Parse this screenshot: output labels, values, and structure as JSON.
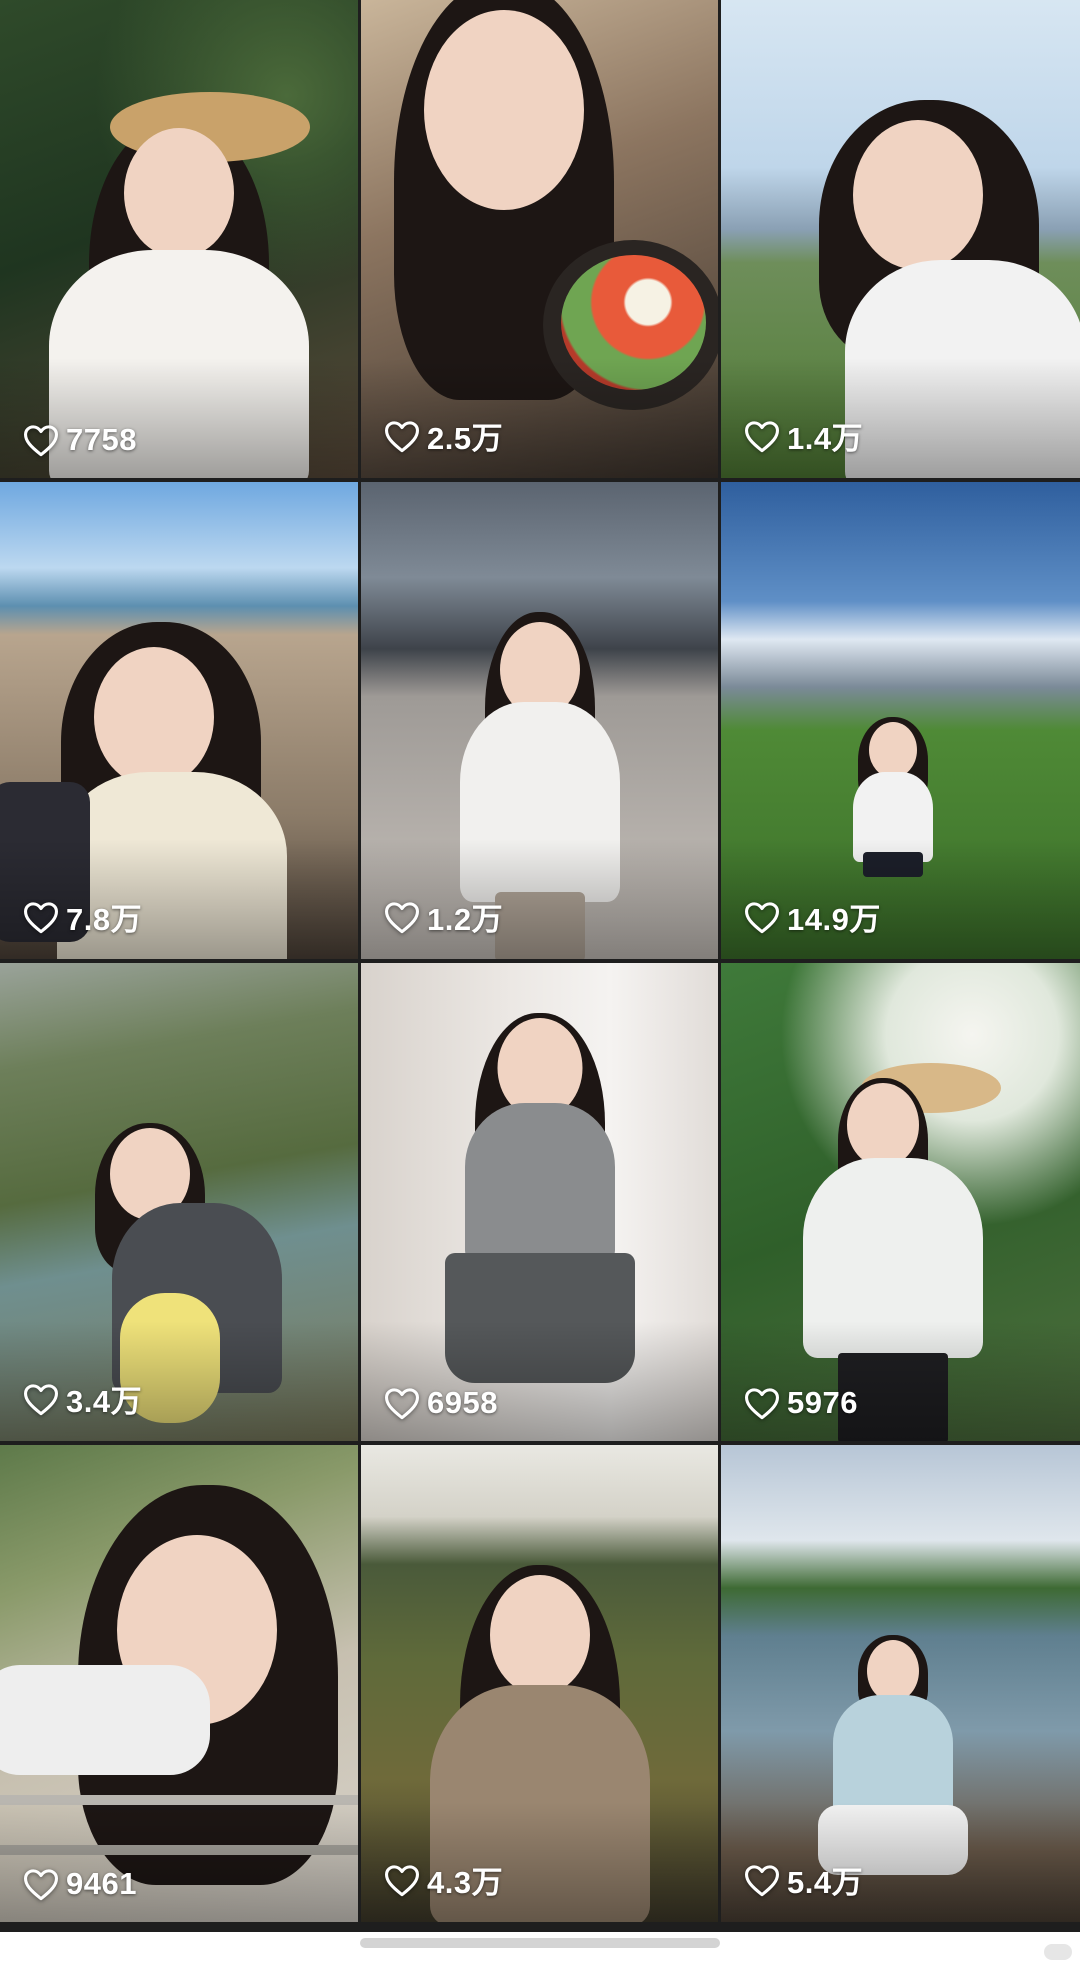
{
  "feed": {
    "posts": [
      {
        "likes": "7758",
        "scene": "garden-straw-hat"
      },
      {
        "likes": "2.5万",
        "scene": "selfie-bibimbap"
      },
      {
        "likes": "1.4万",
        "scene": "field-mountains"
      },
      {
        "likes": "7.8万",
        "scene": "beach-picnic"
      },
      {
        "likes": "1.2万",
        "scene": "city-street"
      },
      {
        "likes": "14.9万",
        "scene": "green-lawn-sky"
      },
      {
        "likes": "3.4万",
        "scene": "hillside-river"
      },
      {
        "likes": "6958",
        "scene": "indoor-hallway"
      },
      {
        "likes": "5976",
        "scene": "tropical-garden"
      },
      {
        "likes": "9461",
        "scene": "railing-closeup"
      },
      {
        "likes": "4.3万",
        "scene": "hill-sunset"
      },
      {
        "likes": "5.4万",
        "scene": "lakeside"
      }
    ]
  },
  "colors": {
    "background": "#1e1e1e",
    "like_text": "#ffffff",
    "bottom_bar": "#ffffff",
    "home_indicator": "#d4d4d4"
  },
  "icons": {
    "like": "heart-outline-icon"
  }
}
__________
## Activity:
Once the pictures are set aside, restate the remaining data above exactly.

## Response box:
Parse this screenshot: output labels, values, and structure as JSON.
{
  "feed": {
    "posts": [
      {
        "likes": "7758",
        "scene": "garden-straw-hat"
      },
      {
        "likes": "2.5万",
        "scene": "selfie-bibimbap"
      },
      {
        "likes": "1.4万",
        "scene": "field-mountains"
      },
      {
        "likes": "7.8万",
        "scene": "beach-picnic"
      },
      {
        "likes": "1.2万",
        "scene": "city-street"
      },
      {
        "likes": "14.9万",
        "scene": "green-lawn-sky"
      },
      {
        "likes": "3.4万",
        "scene": "hillside-river"
      },
      {
        "likes": "6958",
        "scene": "indoor-hallway"
      },
      {
        "likes": "5976",
        "scene": "tropical-garden"
      },
      {
        "likes": "9461",
        "scene": "railing-closeup"
      },
      {
        "likes": "4.3万",
        "scene": "hill-sunset"
      },
      {
        "likes": "5.4万",
        "scene": "lakeside"
      }
    ]
  },
  "colors": {
    "background": "#1e1e1e",
    "like_text": "#ffffff",
    "bottom_bar": "#ffffff",
    "home_indicator": "#d4d4d4"
  },
  "icons": {
    "like": "heart-outline-icon"
  }
}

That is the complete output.